• TASK MATERIAL:
⟨

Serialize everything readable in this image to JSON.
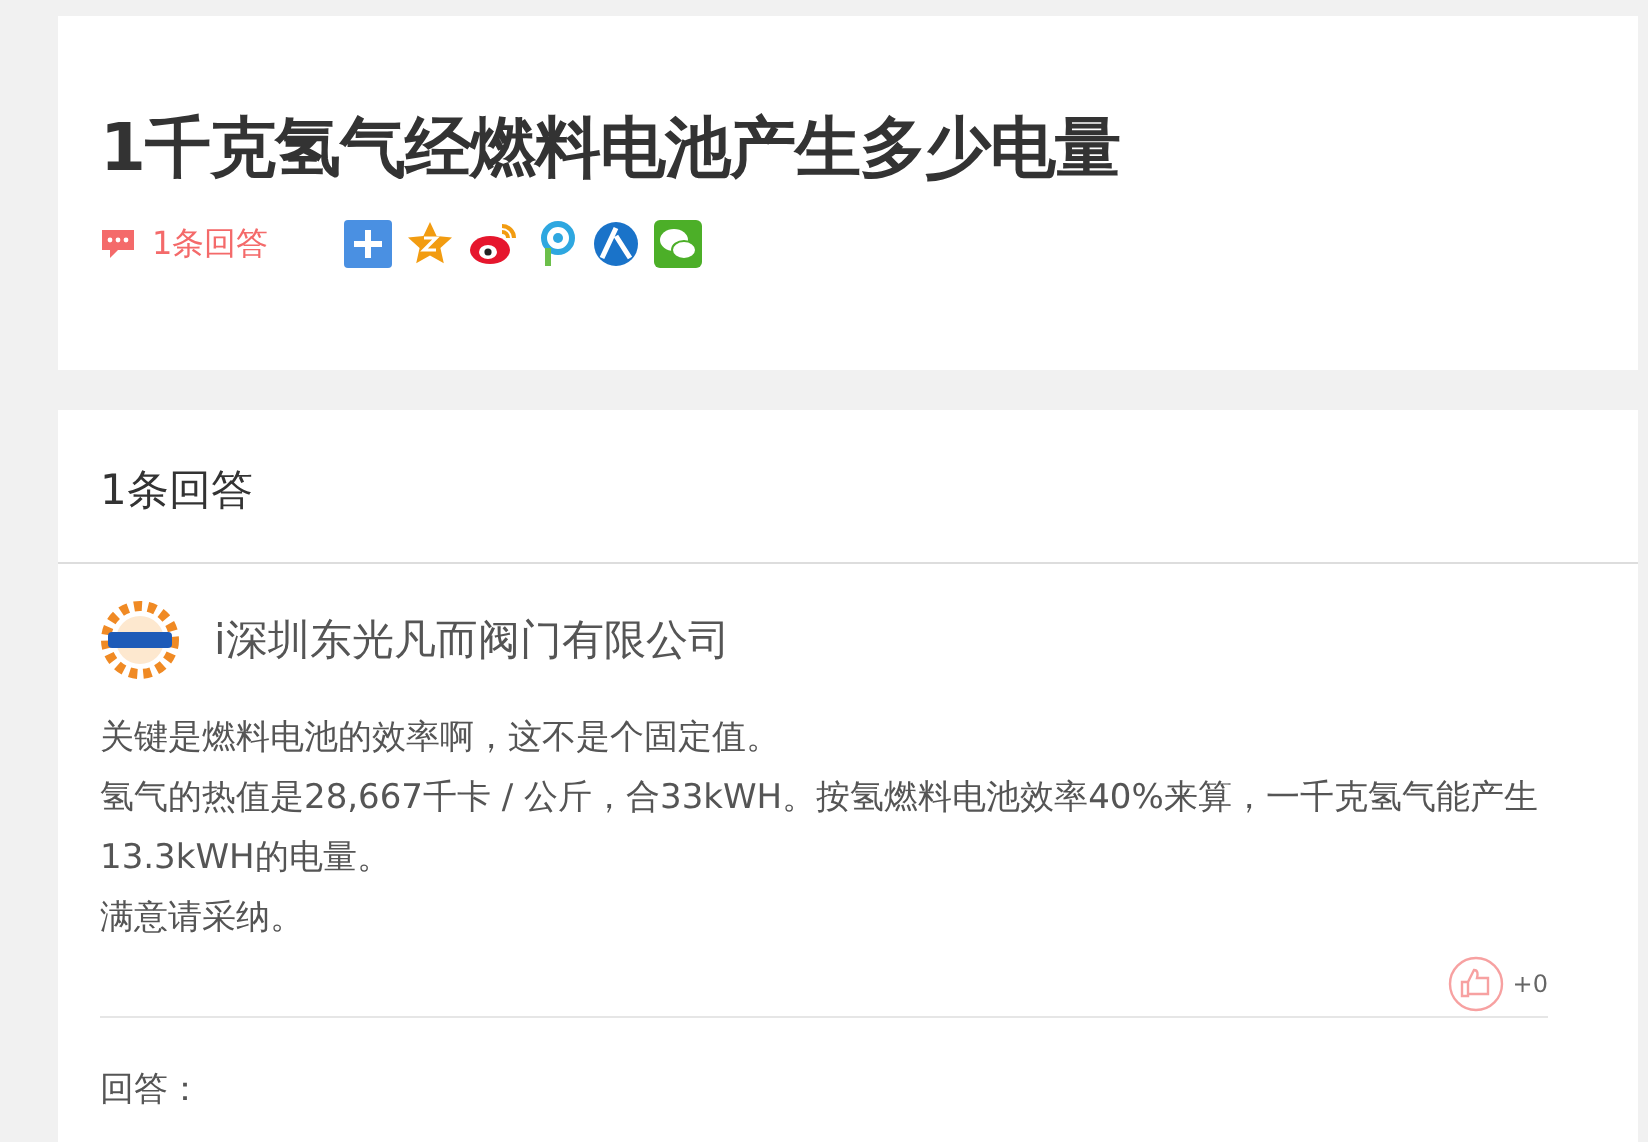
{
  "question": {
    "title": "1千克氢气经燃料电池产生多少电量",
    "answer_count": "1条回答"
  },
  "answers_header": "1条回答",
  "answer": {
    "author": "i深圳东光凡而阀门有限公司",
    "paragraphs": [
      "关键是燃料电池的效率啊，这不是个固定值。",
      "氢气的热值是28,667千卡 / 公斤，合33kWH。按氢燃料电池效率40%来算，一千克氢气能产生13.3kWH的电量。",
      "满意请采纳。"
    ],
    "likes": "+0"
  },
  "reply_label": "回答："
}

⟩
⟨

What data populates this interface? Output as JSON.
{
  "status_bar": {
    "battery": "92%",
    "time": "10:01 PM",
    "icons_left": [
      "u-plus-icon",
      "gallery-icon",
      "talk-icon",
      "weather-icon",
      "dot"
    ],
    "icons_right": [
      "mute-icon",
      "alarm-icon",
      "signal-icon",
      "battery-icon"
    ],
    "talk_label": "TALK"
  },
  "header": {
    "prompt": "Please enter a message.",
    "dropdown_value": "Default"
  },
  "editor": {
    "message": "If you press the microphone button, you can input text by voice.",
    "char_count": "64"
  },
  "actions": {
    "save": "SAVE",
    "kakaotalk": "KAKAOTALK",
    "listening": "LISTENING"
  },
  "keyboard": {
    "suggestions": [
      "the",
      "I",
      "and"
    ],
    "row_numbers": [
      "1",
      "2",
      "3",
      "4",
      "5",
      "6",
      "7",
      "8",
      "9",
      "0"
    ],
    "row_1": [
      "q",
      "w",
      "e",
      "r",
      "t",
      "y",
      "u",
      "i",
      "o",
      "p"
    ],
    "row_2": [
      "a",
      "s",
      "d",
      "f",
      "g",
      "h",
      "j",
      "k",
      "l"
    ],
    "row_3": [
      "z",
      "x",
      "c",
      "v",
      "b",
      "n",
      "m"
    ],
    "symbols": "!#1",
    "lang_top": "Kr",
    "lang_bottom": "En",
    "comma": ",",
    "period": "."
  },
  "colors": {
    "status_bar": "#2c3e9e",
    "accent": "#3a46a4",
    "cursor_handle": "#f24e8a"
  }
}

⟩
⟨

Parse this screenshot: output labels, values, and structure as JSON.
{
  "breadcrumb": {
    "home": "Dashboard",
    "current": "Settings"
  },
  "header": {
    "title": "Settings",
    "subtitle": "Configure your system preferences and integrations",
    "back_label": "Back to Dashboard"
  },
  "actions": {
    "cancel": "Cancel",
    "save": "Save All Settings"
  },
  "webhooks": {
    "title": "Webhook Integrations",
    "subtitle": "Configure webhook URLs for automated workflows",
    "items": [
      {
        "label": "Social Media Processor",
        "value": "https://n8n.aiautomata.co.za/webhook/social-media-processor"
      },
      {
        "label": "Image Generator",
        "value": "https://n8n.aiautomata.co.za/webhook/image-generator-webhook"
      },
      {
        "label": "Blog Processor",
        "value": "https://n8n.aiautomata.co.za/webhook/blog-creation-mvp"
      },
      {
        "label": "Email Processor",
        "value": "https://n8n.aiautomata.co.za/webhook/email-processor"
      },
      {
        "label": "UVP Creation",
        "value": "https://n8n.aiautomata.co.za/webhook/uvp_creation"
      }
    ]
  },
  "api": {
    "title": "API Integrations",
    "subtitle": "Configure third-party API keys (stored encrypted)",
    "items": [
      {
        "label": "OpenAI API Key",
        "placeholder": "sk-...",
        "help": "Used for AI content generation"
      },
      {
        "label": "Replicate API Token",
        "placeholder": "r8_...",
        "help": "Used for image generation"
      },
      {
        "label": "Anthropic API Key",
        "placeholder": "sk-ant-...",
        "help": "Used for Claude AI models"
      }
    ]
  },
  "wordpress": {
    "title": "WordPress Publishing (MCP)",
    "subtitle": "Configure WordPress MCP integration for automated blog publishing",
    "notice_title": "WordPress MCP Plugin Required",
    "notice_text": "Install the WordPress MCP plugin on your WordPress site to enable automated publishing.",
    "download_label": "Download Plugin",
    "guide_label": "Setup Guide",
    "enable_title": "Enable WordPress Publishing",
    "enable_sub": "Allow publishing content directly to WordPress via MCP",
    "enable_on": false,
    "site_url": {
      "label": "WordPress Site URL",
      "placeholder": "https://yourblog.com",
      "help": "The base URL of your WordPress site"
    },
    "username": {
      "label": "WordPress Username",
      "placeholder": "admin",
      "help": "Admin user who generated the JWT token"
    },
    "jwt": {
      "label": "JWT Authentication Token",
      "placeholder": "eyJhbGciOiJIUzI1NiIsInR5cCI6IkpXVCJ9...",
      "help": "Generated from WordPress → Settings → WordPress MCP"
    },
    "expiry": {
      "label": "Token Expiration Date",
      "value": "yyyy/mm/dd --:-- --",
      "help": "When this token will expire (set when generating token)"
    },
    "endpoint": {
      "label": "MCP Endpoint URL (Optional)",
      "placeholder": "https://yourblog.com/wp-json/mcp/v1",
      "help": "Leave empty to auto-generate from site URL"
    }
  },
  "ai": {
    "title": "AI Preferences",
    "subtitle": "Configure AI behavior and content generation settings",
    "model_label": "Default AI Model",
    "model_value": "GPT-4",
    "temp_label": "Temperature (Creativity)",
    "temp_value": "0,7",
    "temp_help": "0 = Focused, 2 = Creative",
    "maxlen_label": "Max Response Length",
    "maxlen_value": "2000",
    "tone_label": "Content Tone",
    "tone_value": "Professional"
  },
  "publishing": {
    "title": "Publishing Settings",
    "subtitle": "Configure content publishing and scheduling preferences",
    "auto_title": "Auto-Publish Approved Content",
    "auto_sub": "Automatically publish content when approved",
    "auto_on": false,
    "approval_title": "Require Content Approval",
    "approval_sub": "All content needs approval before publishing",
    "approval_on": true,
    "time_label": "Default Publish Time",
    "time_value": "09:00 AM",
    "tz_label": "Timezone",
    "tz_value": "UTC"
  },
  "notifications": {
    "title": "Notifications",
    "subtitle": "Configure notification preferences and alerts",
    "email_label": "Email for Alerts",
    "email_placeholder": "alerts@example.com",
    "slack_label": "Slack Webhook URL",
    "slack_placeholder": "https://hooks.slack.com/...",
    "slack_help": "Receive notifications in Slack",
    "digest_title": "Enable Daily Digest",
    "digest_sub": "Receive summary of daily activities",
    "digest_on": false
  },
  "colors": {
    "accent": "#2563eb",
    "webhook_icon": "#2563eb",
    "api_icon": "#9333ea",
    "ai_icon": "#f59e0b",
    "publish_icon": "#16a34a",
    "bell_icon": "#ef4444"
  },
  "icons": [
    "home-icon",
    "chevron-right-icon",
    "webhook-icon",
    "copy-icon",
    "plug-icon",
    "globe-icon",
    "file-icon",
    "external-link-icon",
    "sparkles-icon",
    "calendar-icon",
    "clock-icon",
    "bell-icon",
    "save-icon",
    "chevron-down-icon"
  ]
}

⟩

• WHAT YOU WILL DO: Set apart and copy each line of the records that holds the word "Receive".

• WRITTEN ANSWER:
    "slack_help": "Receive notifications in Slack",
    "digest_sub": "Receive summary of daily activities",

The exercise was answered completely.